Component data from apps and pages
[Start of Attachment]
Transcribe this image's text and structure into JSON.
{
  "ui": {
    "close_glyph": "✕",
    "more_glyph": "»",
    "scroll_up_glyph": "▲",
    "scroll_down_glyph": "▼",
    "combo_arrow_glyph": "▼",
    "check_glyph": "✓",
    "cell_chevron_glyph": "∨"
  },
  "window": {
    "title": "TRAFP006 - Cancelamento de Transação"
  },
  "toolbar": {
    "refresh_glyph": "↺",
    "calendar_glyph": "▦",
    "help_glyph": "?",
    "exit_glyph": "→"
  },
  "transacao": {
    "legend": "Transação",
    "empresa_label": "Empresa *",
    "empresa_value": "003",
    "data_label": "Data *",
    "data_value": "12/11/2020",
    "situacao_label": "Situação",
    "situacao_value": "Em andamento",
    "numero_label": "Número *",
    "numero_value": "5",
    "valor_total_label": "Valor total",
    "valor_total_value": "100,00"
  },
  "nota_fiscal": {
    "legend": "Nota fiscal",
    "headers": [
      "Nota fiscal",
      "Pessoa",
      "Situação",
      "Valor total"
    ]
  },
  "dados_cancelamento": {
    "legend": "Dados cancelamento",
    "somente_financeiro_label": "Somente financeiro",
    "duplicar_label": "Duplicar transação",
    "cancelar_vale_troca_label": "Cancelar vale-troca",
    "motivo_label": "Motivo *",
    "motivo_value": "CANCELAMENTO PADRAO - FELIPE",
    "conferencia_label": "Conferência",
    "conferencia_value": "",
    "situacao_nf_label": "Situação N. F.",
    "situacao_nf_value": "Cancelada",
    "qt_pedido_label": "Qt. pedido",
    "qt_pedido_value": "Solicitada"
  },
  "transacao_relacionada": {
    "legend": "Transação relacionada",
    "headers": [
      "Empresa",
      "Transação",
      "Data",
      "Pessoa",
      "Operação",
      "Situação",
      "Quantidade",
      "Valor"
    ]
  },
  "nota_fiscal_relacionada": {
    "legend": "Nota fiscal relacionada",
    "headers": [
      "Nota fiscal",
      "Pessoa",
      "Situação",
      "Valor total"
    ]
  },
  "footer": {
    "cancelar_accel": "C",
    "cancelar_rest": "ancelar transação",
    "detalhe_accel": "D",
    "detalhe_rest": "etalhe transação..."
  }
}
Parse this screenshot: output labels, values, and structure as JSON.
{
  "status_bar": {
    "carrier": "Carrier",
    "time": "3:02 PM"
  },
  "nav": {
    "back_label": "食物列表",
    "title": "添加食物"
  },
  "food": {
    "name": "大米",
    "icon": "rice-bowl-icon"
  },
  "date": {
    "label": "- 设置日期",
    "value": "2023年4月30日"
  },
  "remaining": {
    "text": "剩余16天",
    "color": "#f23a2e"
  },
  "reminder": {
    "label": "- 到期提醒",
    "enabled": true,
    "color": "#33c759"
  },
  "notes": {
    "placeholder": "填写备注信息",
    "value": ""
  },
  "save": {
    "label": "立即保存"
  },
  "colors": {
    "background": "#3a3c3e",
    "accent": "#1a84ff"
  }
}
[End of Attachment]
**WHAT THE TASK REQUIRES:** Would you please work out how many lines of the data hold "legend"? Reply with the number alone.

**TASK SOLUTION:** 5